Only the text belongs in the copy: repeat each record exactly, without pictures.

═════ Source material ═════

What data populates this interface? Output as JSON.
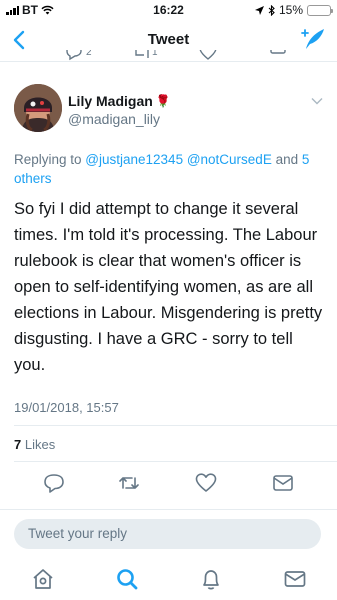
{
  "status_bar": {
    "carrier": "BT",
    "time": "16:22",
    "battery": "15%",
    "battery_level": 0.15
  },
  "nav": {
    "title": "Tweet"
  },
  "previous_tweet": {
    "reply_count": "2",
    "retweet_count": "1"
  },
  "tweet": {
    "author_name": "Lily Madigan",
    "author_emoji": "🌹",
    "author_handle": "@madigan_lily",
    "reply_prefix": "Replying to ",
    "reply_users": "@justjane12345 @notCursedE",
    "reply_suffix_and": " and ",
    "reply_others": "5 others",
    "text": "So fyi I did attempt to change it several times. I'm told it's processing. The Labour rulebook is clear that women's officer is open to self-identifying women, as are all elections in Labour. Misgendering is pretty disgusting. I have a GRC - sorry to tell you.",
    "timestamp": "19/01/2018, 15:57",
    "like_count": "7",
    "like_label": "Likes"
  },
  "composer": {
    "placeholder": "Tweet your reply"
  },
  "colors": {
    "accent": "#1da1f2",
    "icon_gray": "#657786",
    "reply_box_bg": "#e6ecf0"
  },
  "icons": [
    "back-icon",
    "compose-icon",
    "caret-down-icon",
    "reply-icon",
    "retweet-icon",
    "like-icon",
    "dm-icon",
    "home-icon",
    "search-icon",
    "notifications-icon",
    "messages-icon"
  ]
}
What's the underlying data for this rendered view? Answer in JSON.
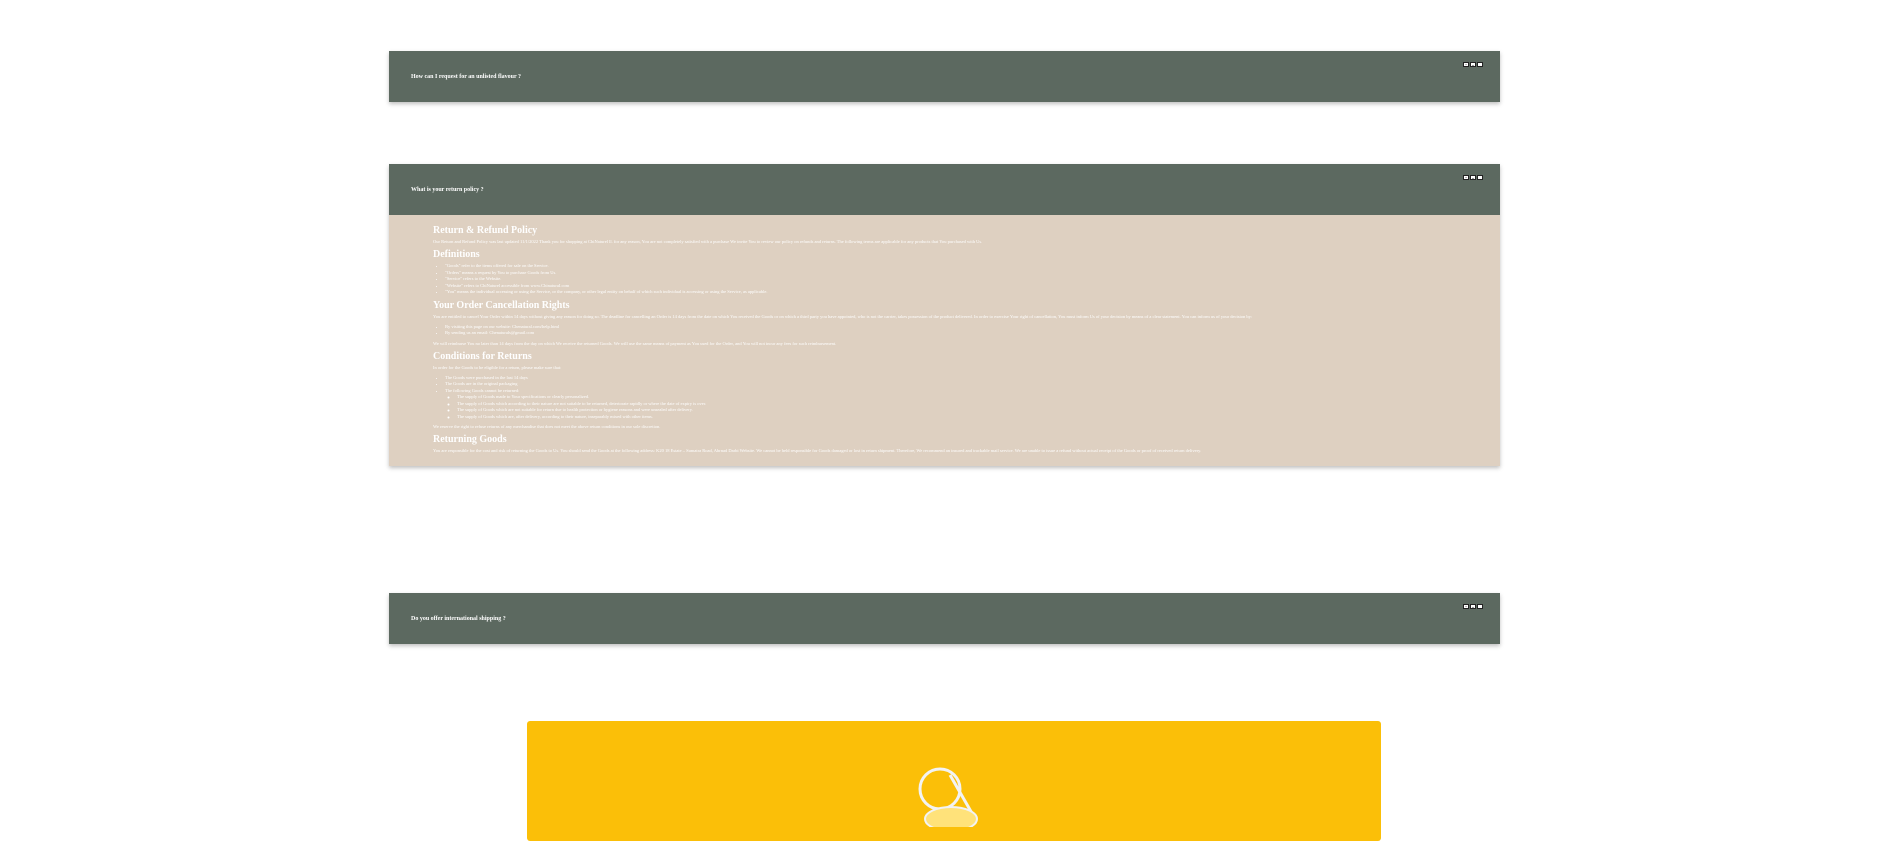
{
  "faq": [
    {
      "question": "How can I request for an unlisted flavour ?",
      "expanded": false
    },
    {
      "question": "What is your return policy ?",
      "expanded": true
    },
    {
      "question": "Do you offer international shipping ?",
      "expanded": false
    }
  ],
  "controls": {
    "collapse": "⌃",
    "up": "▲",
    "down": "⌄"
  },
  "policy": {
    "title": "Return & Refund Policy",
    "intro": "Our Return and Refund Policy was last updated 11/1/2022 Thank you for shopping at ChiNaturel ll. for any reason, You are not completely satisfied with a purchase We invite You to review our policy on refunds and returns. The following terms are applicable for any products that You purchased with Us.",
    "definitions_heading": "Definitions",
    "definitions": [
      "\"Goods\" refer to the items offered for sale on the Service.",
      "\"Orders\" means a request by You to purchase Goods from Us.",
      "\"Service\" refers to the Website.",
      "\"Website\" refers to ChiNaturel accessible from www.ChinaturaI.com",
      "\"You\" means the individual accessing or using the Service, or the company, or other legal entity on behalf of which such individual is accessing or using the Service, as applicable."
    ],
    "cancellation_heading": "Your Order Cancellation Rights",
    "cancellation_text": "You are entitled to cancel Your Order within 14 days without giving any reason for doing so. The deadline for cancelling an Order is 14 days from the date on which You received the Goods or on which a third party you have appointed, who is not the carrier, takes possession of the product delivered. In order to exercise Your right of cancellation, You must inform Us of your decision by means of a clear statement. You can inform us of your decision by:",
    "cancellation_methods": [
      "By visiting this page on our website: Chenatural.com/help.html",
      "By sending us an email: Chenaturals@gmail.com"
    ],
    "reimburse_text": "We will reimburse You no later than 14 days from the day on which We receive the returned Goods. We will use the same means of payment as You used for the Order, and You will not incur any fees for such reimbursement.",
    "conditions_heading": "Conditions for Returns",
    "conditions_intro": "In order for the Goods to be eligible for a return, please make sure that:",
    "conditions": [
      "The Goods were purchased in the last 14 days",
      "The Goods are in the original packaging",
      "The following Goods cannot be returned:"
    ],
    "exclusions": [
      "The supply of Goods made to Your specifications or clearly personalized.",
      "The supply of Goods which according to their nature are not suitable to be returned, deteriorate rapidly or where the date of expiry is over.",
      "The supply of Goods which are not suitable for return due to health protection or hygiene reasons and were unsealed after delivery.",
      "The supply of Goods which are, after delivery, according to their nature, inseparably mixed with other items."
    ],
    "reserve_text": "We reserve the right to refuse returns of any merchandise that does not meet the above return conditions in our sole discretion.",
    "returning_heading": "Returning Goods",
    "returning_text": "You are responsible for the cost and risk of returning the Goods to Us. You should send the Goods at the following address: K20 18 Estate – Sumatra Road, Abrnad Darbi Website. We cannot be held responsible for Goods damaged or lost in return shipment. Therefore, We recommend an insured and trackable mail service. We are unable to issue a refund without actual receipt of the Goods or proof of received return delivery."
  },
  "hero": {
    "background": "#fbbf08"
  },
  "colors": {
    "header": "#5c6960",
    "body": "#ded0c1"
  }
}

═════

Answer space:
What data populates this interface? Output as JSON.
{
  "status_bar": {
    "carrier": "BT",
    "time": "16:22",
    "battery": "15%",
    "battery_level": 0.15
  },
  "nav": {
    "title": "Tweet"
  },
  "previous_tweet": {
    "reply_count": "2",
    "retweet_count": "1"
  },
  "tweet": {
    "author_name": "Lily Madigan",
    "author_emoji": "🌹",
    "author_handle": "@madigan_lily",
    "reply_prefix": "Replying to ",
    "reply_users": "@justjane12345 @notCursedE",
    "reply_suffix_and": " and ",
    "reply_others": "5 others",
    "text": "So fyi I did attempt to change it several times. I'm told it's processing. The Labour rulebook is clear that women's officer is open to self-identifying women, as are all elections in Labour. Misgendering is pretty disgusting. I have a GRC - sorry to tell you.",
    "timestamp": "19/01/2018, 15:57",
    "like_count": "7",
    "like_label": "Likes"
  },
  "composer": {
    "placeholder": "Tweet your reply"
  },
  "colors": {
    "accent": "#1da1f2",
    "icon_gray": "#657786",
    "reply_box_bg": "#e6ecf0"
  },
  "icons": [
    "back-icon",
    "compose-icon",
    "caret-down-icon",
    "reply-icon",
    "retweet-icon",
    "like-icon",
    "dm-icon",
    "home-icon",
    "search-icon",
    "notifications-icon",
    "messages-icon"
  ]
}
What's the underlying data for this rendered view? Answer in JSON.
{
  "faq": [
    {
      "question": "How can I request for an unlisted flavour ?",
      "expanded": false
    },
    {
      "question": "What is your return policy ?",
      "expanded": true
    },
    {
      "question": "Do you offer international shipping ?",
      "expanded": false
    }
  ],
  "controls": {
    "collapse": "⌃",
    "up": "▲",
    "down": "⌄"
  },
  "policy": {
    "title": "Return & Refund Policy",
    "intro": "Our Return and Refund Policy was last updated 11/1/2022 Thank you for shopping at ChiNaturel ll. for any reason, You are not completely satisfied with a purchase We invite You to review our policy on refunds and returns. The following terms are applicable for any products that You purchased with Us.",
    "definitions_heading": "Definitions",
    "definitions": [
      "\"Goods\" refer to the items offered for sale on the Service.",
      "\"Orders\" means a request by You to purchase Goods from Us.",
      "\"Service\" refers to the Website.",
      "\"Website\" refers to ChiNaturel accessible from www.ChinaturaI.com",
      "\"You\" means the individual accessing or using the Service, or the company, or other legal entity on behalf of which such individual is accessing or using the Service, as applicable."
    ],
    "cancellation_heading": "Your Order Cancellation Rights",
    "cancellation_text": "You are entitled to cancel Your Order within 14 days without giving any reason for doing so. The deadline for cancelling an Order is 14 days from the date on which You received the Goods or on which a third party you have appointed, who is not the carrier, takes possession of the product delivered. In order to exercise Your right of cancellation, You must inform Us of your decision by means of a clear statement. You can inform us of your decision by:",
    "cancellation_methods": [
      "By visiting this page on our website: Chenatural.com/help.html",
      "By sending us an email: Chenaturals@gmail.com"
    ],
    "reimburse_text": "We will reimburse You no later than 14 days from the day on which We receive the returned Goods. We will use the same means of payment as You used for the Order, and You will not incur any fees for such reimbursement.",
    "conditions_heading": "Conditions for Returns",
    "conditions_intro": "In order for the Goods to be eligible for a return, please make sure that:",
    "conditions": [
      "The Goods were purchased in the last 14 days",
      "The Goods are in the original packaging",
      "The following Goods cannot be returned:"
    ],
    "exclusions": [
      "The supply of Goods made to Your specifications or clearly personalized.",
      "The supply of Goods which according to their nature are not suitable to be returned, deteriorate rapidly or where the date of expiry is over.",
      "The supply of Goods which are not suitable for return due to health protection or hygiene reasons and were unsealed after delivery.",
      "The supply of Goods which are, after delivery, according to their nature, inseparably mixed with other items."
    ],
    "reserve_text": "We reserve the right to refuse returns of any merchandise that does not meet the above return conditions in our sole discretion.",
    "returning_heading": "Returning Goods",
    "returning_text": "You are responsible for the cost and risk of returning the Goods to Us. You should send the Goods at the following address: K20 18 Estate – Sumatra Road, Abrnad Darbi Website. We cannot be held responsible for Goods damaged or lost in return shipment. Therefore, We recommend an insured and trackable mail service. We are unable to issue a refund without actual receipt of the Goods or proof of received return delivery."
  },
  "hero": {
    "background": "#fbbf08"
  },
  "colors": {
    "header": "#5c6960",
    "body": "#ded0c1"
  }
}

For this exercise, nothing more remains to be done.